There is no ground floor. The troops fit the windows well.
Thursday, July 12, 2018
Here are the BMC figures with the BMC accessories. The prone figures work well with the bazooka. It was typically issued as a separate weapon and assigned to regular riflemen.
Light machine gun. These models have essentially zero flash and go together easily with only two parts, the tripod and the weapon.
The heavy air cooled machine gun.
The recoilless rifle.
Wednesday, July 11, 2018
In late World War Two the US Army developed a recoilless rifle that mounted on the same tripod as the .30 caliber machine gun.
This weapon is the M20 75mm recoilless rifle. It fires an artillery shell rather than the anti-tank shell of a bazooka. It's armor penetration was poor, but it was excellent for firing at pillboxes and bunkers.
This is the .30 caliber machine gun, used by the US Army from World War Two until the 1960's.
It is air cooled and mounted on a tripod. It can't fire the sustained fire of the water cooled machine gun, but it's much lighter.
This is the .30 caliber water cooled machine gun and in this configuration weighed over 100 pounds.
The chief advantage of this weapon is that as long as you keep water in the cooling jacket and ammunition in the feeder, it will fire continuously.
These are the heavy weapons that would be found in an American late World War Two battalion and continued in use in the Regular Army at least until well after the Korean War and in Reserve and National Guard units at least a decade later.
All of these weapons saw service with the US Army in World War Two, Korea, and Vietnam.
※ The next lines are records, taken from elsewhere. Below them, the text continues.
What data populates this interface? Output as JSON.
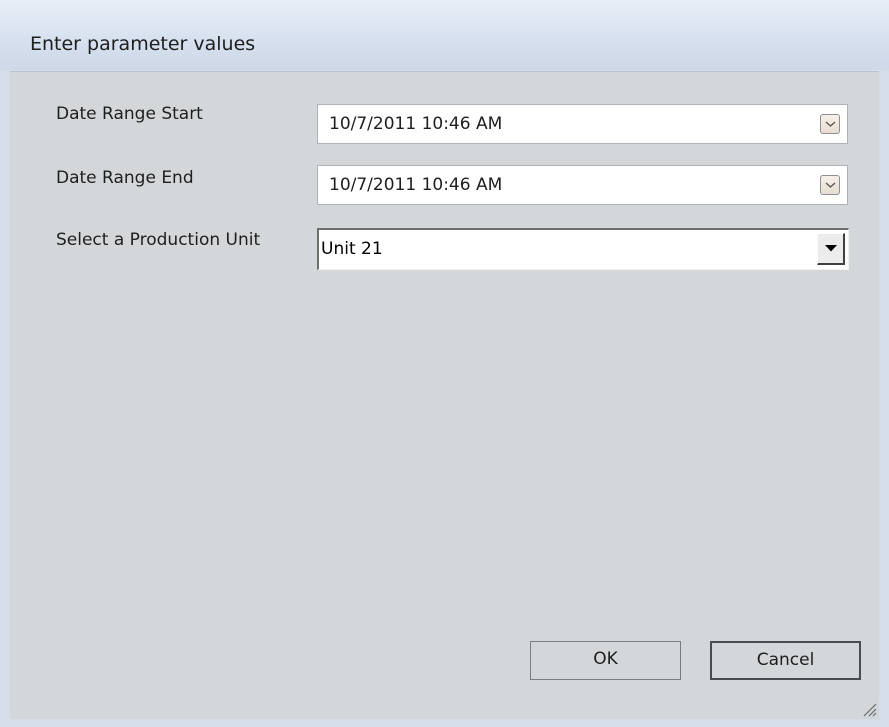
{
  "dialog": {
    "title": "Enter parameter values"
  },
  "fields": {
    "date_start": {
      "label": "Date Range Start",
      "value": "10/7/2011 10:46 AM"
    },
    "date_end": {
      "label": "Date Range End",
      "value": "10/7/2011 10:46 AM"
    },
    "production_unit": {
      "label": "Select a Production Unit",
      "value": "Unit 21"
    }
  },
  "buttons": {
    "ok_label": "OK",
    "cancel_label": "Cancel"
  },
  "icons": {
    "date_dropdown": "chevron-down-icon",
    "combo_dropdown": "triangle-down-icon",
    "resize": "resize-grip-icon"
  }
}
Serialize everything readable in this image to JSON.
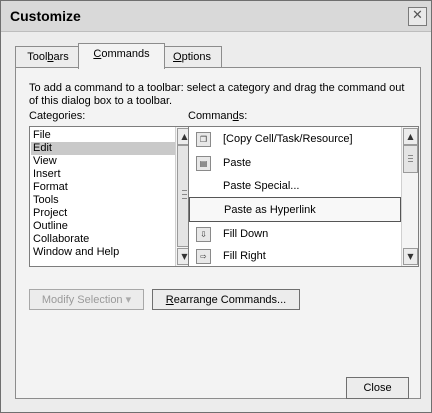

Allied forces used them even longer and the Communist Chinese even copied the recolless rifle!